Báez in the NLDS (Sporting News)

So who would the Cubs rather have at second for most of the season? The grizzled veteran who puts up reliable offensive numbers but does not rate well defensively (-3 DRS at 2B last season) or the young stud who strikes out too much but plays some of the best defense in the league? The answer might be a little simpler than previously thought.


Think about it. A second base platoon where one player provides excellent offense and the other outstanding defense. With Báez and Zobrist, this platoon could not only be possible but could be extremely effective. So how do we decide who starts against whom? Though not necessarily a primarily offensive powerhouse, Báez hit lefties very well last year. Though he only had 122 AB’s against lefties in 2016, his batting average was 53 points higher against lefties, not to mention that his wRC+ (runs per plate appearance, scaled to 100) was significantly better against lefties (124 wRC+ with 100 being average) than righties (82 wRC+).

Zobrist, meanwhile, had a lower batting average against righties, 40 points lower in fact, but had more power against righties, hitting 10 more home runs last year. The fact that Zobrist is a switch hitter provides more value, as pitching changes would affect Zobrist less than Báez. In fact, Zobrist might actually do better against a lefty reliever. While his wRC+ was lower against righties (123 against righties as opposed to 129 against lefties) Báez’s outstanding defense and significant splits in favor of hitting lefties would counteract what Zobrist loses by only hitting righties.

(CSN Chicago)

In Báez, the Cubs have an excellent defender who hits lefties well and has good K% (18.4%) and BB% (8.1%) against them, while Zobrist has more power against righties, even if he does have a significantly lower batting average. As a result of platooning them, each player would be used somewhat regularly. Using them regularly could increase the effectiveness of defensive changes in games (Báez coming in for Zobrist with a lead) and offensive changes (Zobrist coming in for Báez when they need to get going at the plate) which gives Maddon more moves to make late in games. While the lefty-righty platoon would help Báez the most, Zobrist would still stand to benefit against righties with his increased power.

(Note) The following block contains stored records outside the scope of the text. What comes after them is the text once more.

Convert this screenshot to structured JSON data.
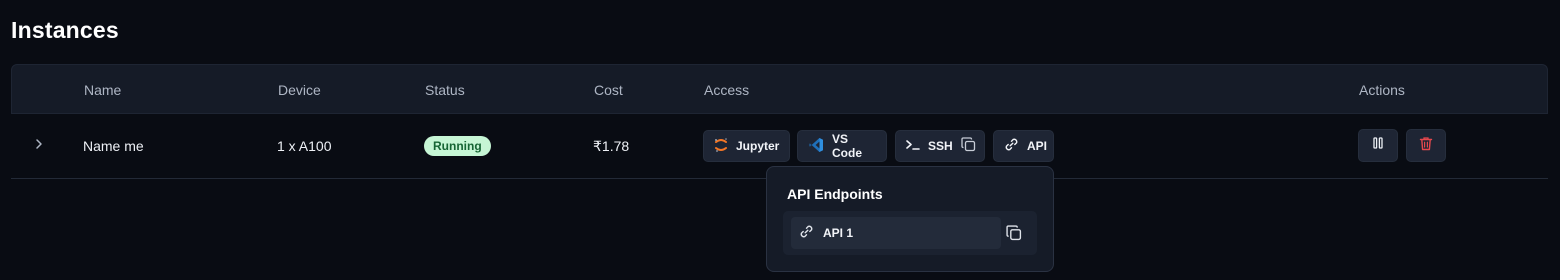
{
  "page": {
    "title": "Instances"
  },
  "table": {
    "headers": {
      "name": "Name",
      "device": "Device",
      "status": "Status",
      "cost": "Cost",
      "access": "Access",
      "actions": "Actions"
    },
    "rows": [
      {
        "name": "Name me",
        "device": "1 x A100",
        "status": "Running",
        "cost": "₹1.78",
        "access": {
          "jupyter": "Jupyter",
          "vscode": "VS Code",
          "ssh": "SSH",
          "api": "API"
        }
      }
    ]
  },
  "popover": {
    "title": "API Endpoints",
    "items": [
      {
        "label": "API 1"
      }
    ]
  },
  "icons": {
    "expand": "chevron-right-icon",
    "jupyter": "jupyter-icon",
    "vscode": "vscode-icon",
    "ssh": "terminal-icon",
    "copy": "copy-icon",
    "api": "link-icon",
    "pause": "pause-icon",
    "delete": "trash-icon"
  },
  "colors": {
    "background": "#090c13",
    "status_badge_bg": "#c6f6d5",
    "status_badge_text": "#166534",
    "delete_icon": "#e5484d",
    "vscode_blue": "#2f8fe0",
    "jupyter_orange": "#f37626"
  }
}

In the end, the Cubs are in an excellent position at second with two potential All-Stars, not to mention the depth in the minor leagues with Ian Happ and others. If either Zobrist or Báez were injured, the replacement at both the major league level and minor league level would be excellent, and second base looks like one of the strongest positions for the Cubs going forward.